The committee considered the case closed but Edwards had one final chance to speak. At the INTO Congress, Edwards, as a delegate, was allowed to speak on the committee's report concerning his dismissal. He was the only speaker and he was greeted with some applause as he rose.

I would like to say that in coming to you, I am not coming before you as a pathetic case looking for sympathy and trying to convert you to my political views. I will state my side of the case … I have been dismissed for my political opinions.

At this point a delegate interjected; 'You should be thrown out. You have no political opinions.' This delegate was later escorted from the hall after a third interruption.

Edwards continued

I have been dismissed because of my political opinions expressed outside the school. The Bishop admitted I never introduced political opinions inside my schools ... therefore my dismissal raises an issue of whether a teacher has the right to hold political opinions.[8]

   He went on to tell of his attacks on local slum landlords, and of Brother Flannery's warning to him. He said that at that time, although his support for the Republican Congress was known, he was given the Confirmation class. 'Why did they do that if they thought I was teaching anti-Catholic doctrine?' he asked, alleging that the Bishop's condemnation of the Republican Congress was done to provide a reason for his sacking. At the conclusion of his speech, Edwards said 

I am very sincere in appealing for a backing not merely because I have lost my job, but it is more than that. Liberty to hold political opinions outside the school. This is at stake. I would ask you to reconsider the decision of the C.E.C. [committee] advising me to surrender that right to hold political opinions. It is not on the side of the manager but on the side of the teacher that the C.E.C. should come in, in such a case. If I did sign that document, I would feel that I had betrayed not only my own convictions but the INTO in general. I thank you very much for the hearing you have given me.[9]

The paragraph in the committee report outlining the steps taken by the executive was then put to Congress, and agreed to, only one delegate dissenting.

   After the dismissal, Edwards went to Dublin where he helped Frank Ryan edit the Republican Congress. He got a month's work in a school in Sligo and then got a job digging ditches in Dublin for a pipe-laying company. On the outbreak of the Spanish Civil War, he went to Spain where he fought with great courage against Franco's fascists.
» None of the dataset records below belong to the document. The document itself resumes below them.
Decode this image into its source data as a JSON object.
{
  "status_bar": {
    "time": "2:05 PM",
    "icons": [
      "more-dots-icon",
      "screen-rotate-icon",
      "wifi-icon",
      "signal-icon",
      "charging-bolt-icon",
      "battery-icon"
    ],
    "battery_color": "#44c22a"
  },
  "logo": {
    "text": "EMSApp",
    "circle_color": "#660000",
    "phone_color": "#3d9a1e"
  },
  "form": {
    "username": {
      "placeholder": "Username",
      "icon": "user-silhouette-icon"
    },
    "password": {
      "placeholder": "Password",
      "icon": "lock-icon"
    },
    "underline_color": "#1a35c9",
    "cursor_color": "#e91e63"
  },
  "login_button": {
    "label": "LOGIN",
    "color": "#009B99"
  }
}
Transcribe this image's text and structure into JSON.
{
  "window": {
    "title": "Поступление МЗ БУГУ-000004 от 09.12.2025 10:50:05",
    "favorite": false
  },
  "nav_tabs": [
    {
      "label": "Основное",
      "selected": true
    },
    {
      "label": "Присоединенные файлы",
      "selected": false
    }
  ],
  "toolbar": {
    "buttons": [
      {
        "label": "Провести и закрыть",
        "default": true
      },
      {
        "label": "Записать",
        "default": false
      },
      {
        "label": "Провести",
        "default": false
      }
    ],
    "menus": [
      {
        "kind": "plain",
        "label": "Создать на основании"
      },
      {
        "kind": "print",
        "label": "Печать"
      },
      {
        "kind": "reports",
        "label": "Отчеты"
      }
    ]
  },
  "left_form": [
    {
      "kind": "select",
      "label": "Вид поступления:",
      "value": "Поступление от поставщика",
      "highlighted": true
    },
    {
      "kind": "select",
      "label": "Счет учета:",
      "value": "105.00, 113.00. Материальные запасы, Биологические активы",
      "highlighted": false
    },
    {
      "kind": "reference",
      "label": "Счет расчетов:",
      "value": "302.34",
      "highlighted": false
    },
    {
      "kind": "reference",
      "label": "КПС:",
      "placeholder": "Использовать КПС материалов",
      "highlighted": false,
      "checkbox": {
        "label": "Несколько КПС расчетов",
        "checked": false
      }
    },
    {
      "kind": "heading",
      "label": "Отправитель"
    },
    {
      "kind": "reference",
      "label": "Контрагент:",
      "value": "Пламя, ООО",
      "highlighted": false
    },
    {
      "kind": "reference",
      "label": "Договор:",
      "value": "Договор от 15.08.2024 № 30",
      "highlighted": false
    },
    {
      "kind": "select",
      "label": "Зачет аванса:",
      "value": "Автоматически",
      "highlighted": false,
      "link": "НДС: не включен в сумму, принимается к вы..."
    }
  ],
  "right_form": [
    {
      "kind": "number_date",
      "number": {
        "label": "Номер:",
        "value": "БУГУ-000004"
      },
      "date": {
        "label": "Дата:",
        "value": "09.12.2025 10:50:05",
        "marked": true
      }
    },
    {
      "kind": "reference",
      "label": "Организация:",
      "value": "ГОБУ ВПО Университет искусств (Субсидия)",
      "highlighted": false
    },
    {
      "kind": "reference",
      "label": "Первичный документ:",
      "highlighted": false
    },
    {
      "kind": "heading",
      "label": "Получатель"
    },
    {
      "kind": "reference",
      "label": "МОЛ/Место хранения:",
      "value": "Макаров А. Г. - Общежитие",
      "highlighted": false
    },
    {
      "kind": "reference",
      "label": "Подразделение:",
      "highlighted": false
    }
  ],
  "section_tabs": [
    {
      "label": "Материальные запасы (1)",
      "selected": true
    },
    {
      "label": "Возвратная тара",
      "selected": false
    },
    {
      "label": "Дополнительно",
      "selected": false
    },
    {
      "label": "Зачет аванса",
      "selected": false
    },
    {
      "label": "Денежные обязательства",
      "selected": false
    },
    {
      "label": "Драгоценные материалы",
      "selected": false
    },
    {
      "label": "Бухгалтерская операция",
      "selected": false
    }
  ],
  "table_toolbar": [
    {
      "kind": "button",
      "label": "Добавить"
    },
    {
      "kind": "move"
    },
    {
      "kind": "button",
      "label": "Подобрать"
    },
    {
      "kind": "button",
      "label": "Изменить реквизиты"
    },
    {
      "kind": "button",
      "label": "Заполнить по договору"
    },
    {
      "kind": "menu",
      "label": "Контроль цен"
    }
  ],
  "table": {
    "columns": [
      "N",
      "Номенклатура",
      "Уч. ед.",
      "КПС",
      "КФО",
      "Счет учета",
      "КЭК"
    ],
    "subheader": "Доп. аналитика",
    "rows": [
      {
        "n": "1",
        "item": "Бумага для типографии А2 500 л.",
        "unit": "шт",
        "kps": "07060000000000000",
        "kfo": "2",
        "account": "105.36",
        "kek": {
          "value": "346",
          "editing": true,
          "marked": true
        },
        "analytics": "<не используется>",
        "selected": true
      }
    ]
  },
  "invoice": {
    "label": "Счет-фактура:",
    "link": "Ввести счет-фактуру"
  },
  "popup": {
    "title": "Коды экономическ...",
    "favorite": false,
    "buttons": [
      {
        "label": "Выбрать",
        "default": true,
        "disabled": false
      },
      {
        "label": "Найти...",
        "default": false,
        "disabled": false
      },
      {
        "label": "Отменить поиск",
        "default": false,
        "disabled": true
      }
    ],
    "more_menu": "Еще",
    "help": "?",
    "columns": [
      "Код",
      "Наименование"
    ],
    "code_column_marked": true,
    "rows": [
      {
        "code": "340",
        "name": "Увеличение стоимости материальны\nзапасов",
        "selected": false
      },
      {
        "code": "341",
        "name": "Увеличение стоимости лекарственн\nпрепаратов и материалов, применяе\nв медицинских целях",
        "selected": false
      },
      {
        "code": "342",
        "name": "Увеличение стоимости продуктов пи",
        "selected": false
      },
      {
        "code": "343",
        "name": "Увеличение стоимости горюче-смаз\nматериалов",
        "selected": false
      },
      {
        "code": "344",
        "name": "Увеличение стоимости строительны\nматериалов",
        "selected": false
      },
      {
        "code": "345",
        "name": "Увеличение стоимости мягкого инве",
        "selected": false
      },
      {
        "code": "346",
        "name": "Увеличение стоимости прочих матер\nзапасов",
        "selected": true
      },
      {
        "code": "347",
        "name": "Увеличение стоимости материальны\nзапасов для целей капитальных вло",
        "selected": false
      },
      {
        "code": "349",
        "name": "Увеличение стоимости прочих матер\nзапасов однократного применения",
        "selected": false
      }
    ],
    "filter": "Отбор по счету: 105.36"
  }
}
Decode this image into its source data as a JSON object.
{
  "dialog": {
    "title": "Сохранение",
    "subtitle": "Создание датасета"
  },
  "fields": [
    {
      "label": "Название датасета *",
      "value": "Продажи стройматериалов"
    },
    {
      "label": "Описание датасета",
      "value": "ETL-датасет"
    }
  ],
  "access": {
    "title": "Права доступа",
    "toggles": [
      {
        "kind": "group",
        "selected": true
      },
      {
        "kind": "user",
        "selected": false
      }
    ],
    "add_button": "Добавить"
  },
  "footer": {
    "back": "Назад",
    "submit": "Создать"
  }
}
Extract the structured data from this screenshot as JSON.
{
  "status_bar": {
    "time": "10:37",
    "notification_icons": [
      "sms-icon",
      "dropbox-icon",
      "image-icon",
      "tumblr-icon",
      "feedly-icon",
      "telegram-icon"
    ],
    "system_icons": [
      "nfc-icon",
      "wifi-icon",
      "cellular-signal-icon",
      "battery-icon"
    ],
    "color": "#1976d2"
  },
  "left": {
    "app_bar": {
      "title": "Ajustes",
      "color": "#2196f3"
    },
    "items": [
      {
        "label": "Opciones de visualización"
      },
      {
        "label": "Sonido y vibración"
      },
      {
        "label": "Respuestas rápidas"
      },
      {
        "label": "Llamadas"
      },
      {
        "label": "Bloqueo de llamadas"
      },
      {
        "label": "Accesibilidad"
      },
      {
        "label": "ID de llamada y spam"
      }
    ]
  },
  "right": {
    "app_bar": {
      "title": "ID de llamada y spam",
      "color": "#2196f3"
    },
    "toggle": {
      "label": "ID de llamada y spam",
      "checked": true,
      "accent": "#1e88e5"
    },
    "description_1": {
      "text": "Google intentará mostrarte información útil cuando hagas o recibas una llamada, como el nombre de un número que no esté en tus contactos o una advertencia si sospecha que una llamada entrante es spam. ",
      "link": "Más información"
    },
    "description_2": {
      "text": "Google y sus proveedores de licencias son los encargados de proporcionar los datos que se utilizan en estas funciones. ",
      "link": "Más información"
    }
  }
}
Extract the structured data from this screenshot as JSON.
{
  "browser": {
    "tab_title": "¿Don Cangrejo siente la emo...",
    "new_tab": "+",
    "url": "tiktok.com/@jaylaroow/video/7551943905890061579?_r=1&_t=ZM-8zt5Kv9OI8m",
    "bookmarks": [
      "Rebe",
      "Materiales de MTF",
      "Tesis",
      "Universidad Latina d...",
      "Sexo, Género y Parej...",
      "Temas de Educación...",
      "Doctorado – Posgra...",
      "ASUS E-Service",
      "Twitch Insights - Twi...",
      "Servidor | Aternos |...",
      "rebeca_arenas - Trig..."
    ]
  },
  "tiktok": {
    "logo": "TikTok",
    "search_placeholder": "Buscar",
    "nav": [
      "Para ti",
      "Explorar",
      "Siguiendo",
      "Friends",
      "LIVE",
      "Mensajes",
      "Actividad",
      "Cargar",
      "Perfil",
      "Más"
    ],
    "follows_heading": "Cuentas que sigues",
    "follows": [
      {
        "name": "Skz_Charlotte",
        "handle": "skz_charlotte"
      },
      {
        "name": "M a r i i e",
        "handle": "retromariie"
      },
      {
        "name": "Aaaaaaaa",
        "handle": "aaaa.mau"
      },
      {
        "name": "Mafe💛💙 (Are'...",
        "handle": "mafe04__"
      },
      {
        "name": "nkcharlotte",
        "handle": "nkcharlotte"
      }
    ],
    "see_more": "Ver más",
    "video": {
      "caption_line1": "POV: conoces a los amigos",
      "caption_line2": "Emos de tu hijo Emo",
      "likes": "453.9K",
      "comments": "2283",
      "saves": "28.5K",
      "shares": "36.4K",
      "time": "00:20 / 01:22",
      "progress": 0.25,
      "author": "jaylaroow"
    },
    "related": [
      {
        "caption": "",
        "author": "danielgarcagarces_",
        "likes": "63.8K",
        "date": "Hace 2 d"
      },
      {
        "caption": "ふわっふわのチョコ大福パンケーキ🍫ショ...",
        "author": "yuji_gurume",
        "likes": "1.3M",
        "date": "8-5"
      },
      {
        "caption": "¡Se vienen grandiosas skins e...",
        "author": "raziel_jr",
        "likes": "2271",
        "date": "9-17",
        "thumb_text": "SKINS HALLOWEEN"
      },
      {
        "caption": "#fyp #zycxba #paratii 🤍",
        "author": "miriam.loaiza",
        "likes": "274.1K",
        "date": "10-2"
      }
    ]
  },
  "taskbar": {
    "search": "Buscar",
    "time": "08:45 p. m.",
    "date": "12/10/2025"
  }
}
On his return to Ireland, he eventually secured a teaching post in Mount Zion Jewish School in Rathgar, where he taught until his retirement. He had completed his journey from Mount Sion to Mount Zion. He died on 7 June 1983 and his remains were cremated at Glasnevin. In a graveside oration Peadar O'Donnell said

I think Frank Edwards will become a legend and his legend and his name will live on long after most of us here are forgotten.[10]

[1] Ibid, January 18, 1935
[2] Irish Times, January 18, 1935
[3] Ibid, January 21, 1935
[4] Waterford News, January 18, 1935
[5] Ibid, January 28, 1935
[6] Waterford News, January 28, 1935
[7] An Múinteoir, P. 13
[8] An Múinteoir, P. 13
[9] Ibid, P. 13
[10] Manus O'Riordan (1983) Portrait of an Irish Anti-fascist. See webpage



Copyright © 2007 Waterford Ireland
Last modified: June 29, 2007